                   _currentErrorRate = _defaultErrorRate;
                   _currentErrorLength = _defaultErrorLength;
               }
           }
           else
           {
               if (!_isCurrentError)
               {
                   _lastNoneErrorValue = Value;
               }
               NewErrorValue();
           }
 
           return _value;
       }
 
       private void NewValue()
       {
           ValueCount += 1;
 
           double valueChange = _random.NextDouble() * _stepSizeFactor;
           int factor = Factors[DecideFactor()];
 
           if (_isCurrentError)
           {
               _value = _lastNoneErrorValue + (valueChange * factor);
           }
           else
           {
               _value += valueChange * factor;
           }
       }
 
       private int DecideFactor()
       {
           double distance;
           int continueDirection;
           int changeDirection;
           if (_value > _mean)
           {
               distance = _value - _mean;
               continueDirection = 1;
               changeDirection = 0;
           }
           else
           {
               distance = _mean - _value;
               continueDirection = 0;
               changeDirection = 1;
           }
          
           double chance = (_standardDeviation / 2) - (distance / 50);
           double randomValue = _random.NextDouble() * _standardDeviation;
           return randomValue < chance ? continueDirection : changeDirection;
       }
 
       private void NewErrorValue()
       {
           ErrorCount += 1;
 
           if (!_isCurrentError)
           {
               if (_value < _mean)
               {
                   _value = _random.NextDouble() * (_mean - 3 * _standardDeviation - _minimum) + _minimum;
               }
               else
               {
                   _value = _random.NextDouble() * (_maximum - _mean - 3 * _standardDeviation) + _mean + 3 * _standardDeviation;
               }
               _isCurrentError = true;
           }
           else
           {

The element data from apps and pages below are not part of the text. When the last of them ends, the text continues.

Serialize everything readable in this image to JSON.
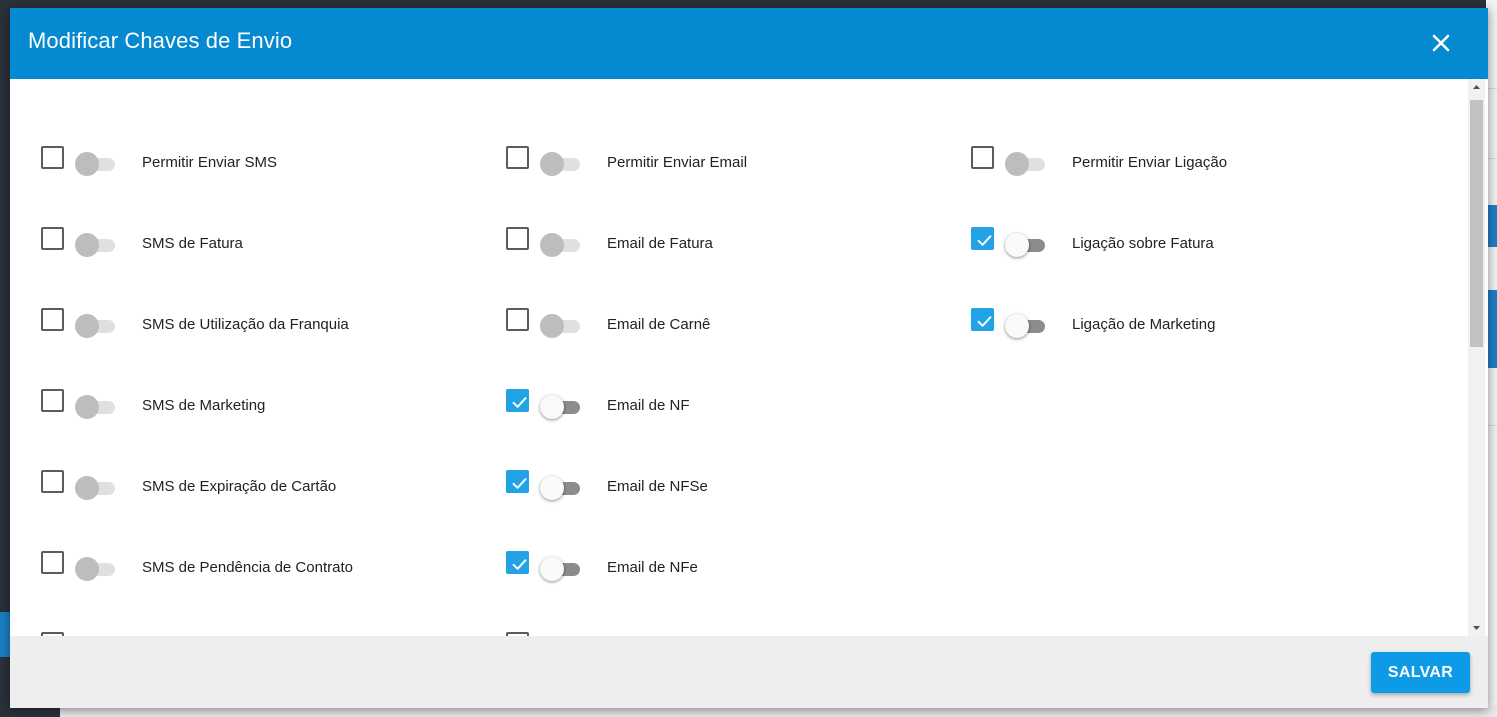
{
  "dialog": {
    "title": "Modificar Chaves de Envio",
    "close_icon": "close-icon",
    "save_label": "SALVAR"
  },
  "colors": {
    "header": "#0589d0",
    "checkbox_checked": "#22a3e6",
    "save_button": "#0d9ae6"
  },
  "sms": [
    {
      "label": "Permitir Enviar SMS",
      "checked": false,
      "toggle_on": false
    },
    {
      "label": "SMS de Fatura",
      "checked": false,
      "toggle_on": false
    },
    {
      "label": "SMS de Utilização da Franquia",
      "checked": false,
      "toggle_on": false
    },
    {
      "label": "SMS de Marketing",
      "checked": false,
      "toggle_on": false
    },
    {
      "label": "SMS de Expiração de Cartão",
      "checked": false,
      "toggle_on": false
    },
    {
      "label": "SMS de Pendência de Contrato",
      "checked": false,
      "toggle_on": false
    }
  ],
  "email": [
    {
      "label": "Permitir Enviar Email",
      "checked": false,
      "toggle_on": false
    },
    {
      "label": "Email de Fatura",
      "checked": false,
      "toggle_on": false
    },
    {
      "label": "Email de Carnê",
      "checked": false,
      "toggle_on": false
    },
    {
      "label": "Email de NF",
      "checked": true,
      "toggle_on": false
    },
    {
      "label": "Email de NFSe",
      "checked": true,
      "toggle_on": false
    },
    {
      "label": "Email de NFe",
      "checked": true,
      "toggle_on": false
    }
  ],
  "ligacao": [
    {
      "label": "Permitir Enviar Ligação",
      "checked": false,
      "toggle_on": false
    },
    {
      "label": "Ligação sobre Fatura",
      "checked": true,
      "toggle_on": false
    },
    {
      "label": "Ligação de Marketing",
      "checked": true,
      "toggle_on": false
    }
  ]
}
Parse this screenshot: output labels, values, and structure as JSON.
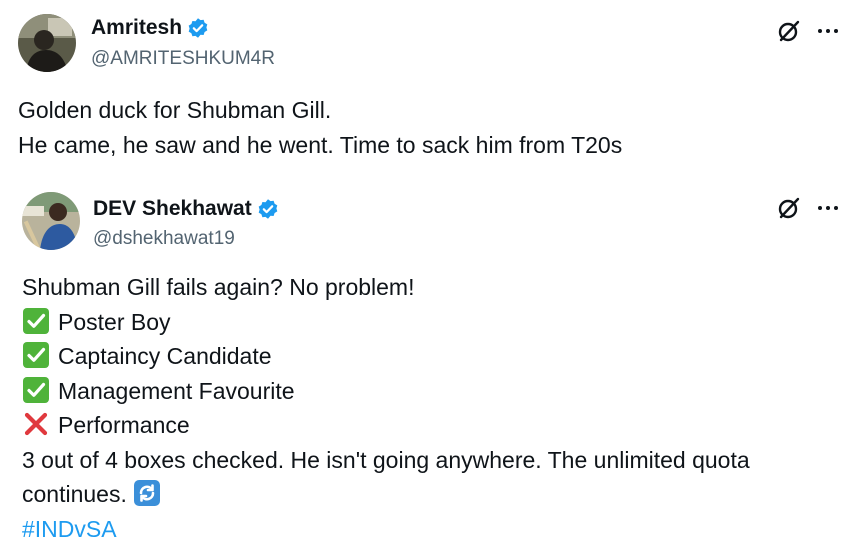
{
  "tweets": [
    {
      "display_name": "Amritesh",
      "handle": "@AMRITESHKUM4R",
      "avatar_icon": "user-avatar",
      "verified_icon": "verified-badge-icon",
      "body_lines": [
        "Golden duck for Shubman Gill.",
        "He came, he saw and he went. Time to sack him from T20s"
      ]
    },
    {
      "display_name": "DEV Shekhawat",
      "handle": "@dshekhawat19",
      "avatar_icon": "user-avatar",
      "verified_icon": "verified-badge-icon",
      "body_lines": [
        "Shubman Gill fails again? No problem!",
        "Poster Boy",
        "Captaincy Candidate",
        "Management Favourite",
        "Performance",
        "3 out of 4 boxes checked. He isn't going anywhere. The unlimited quota",
        "continues.",
        "#INDvSA"
      ],
      "line_icons": [
        "",
        "check-mark-emoji",
        "check-mark-emoji",
        "check-mark-emoji",
        "cross-mark-emoji",
        "",
        "arrows-cycle-emoji",
        ""
      ]
    }
  ],
  "colors": {
    "text": "#0f1419",
    "secondary": "#536471",
    "accent": "#1d9bf0",
    "check_green": "#4fb33a",
    "cross_red": "#e0393e"
  }
}
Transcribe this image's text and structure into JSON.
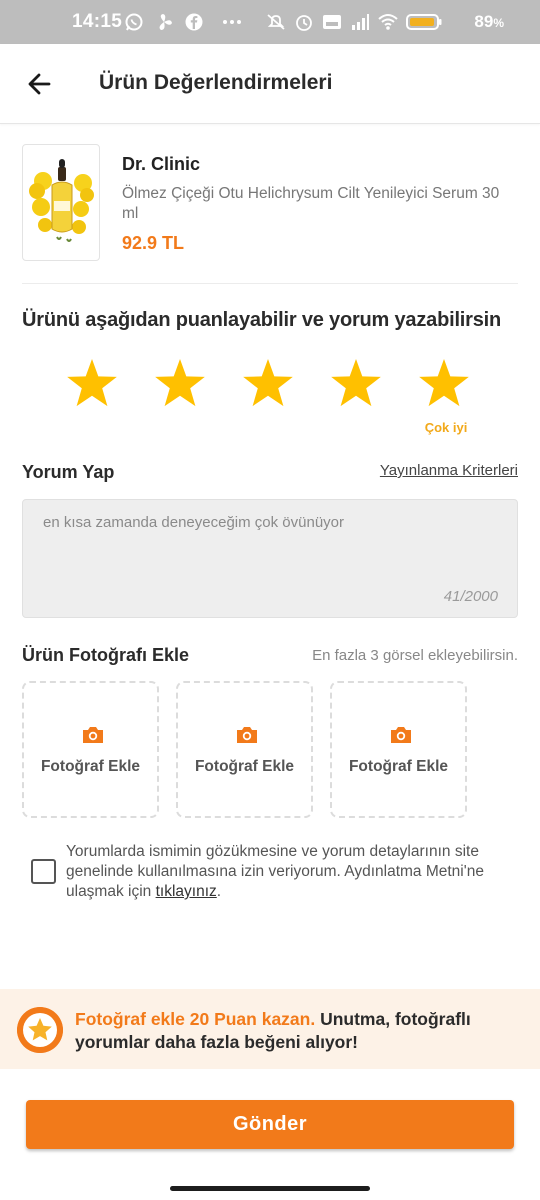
{
  "status_bar": {
    "time": "14:15",
    "battery_percent": "89",
    "battery_unit": "%",
    "icons_left": [
      "whatsapp-icon",
      "fan-icon",
      "facebook-icon",
      "more-dots-icon"
    ],
    "icons_right": [
      "mute-icon",
      "alarm-icon",
      "volte-icon",
      "signal-icon",
      "wifi-icon",
      "battery-icon"
    ]
  },
  "header": {
    "title": "Ürün Değerlendirmeleri",
    "back_icon": "arrow-left-icon"
  },
  "product": {
    "brand": "Dr. Clinic",
    "name": "Ölmez Çiçeği Otu Helichrysum Cilt Yenileyici Serum 30 ml",
    "price": "92.9 TL"
  },
  "rating": {
    "heading": "Ürünü aşağıdan puanlayabilir ve yorum yazabilirsin",
    "value": 5,
    "max": 5,
    "caption": "Çok iyi",
    "color": "#ffc000"
  },
  "comment": {
    "label": "Yorum Yap",
    "criteria_link": "Yayınlanma Kriterleri",
    "text": "en kısa zamanda deneyeceğim çok övünüyor",
    "count": "41/2000"
  },
  "photos": {
    "label": "Ürün Fotoğrafı Ekle",
    "hint": "En fazla 3 görsel ekleyebilirsin.",
    "slots": [
      {
        "label": "Fotoğraf Ekle"
      },
      {
        "label": "Fotoğraf Ekle"
      },
      {
        "label": "Fotoğraf Ekle"
      }
    ]
  },
  "consent": {
    "text": "Yorumlarda ismimin gözükmesine ve yorum detaylarının site genelinde kullanılmasına izin veriyorum. Aydınlatma Metni'ne ulaşmak için ",
    "link": "tıklayınız",
    "suffix": ".",
    "checked": false
  },
  "promo": {
    "highlight": "Fotoğraf ekle 20 Puan kazan.",
    "text": " Unutma, fotoğraflı yorumlar daha fazla beğeni alıyor!"
  },
  "submit": {
    "label": "Gönder"
  },
  "colors": {
    "accent": "#f27a1a",
    "star": "#ffc000",
    "promo_bg": "#fdf2e7"
  }
}
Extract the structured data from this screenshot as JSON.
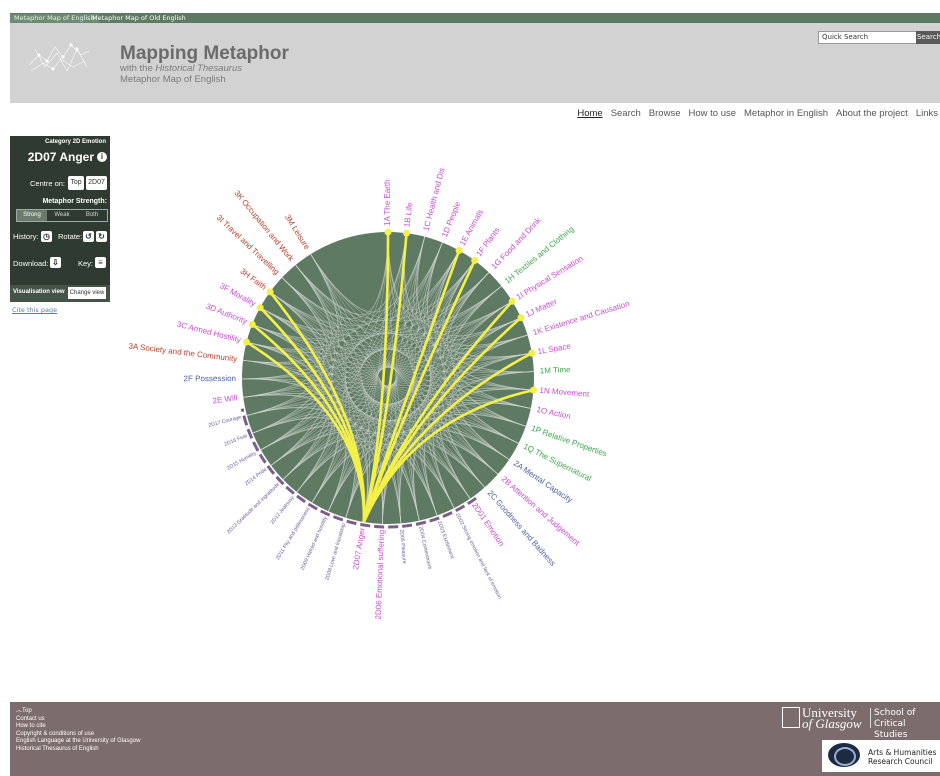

               double valueChange = _random.NextDouble() * _stepSizeFactor;
               _value += valueChange * Factors[_random.Next(0, 1)];
           }
       }
   }
}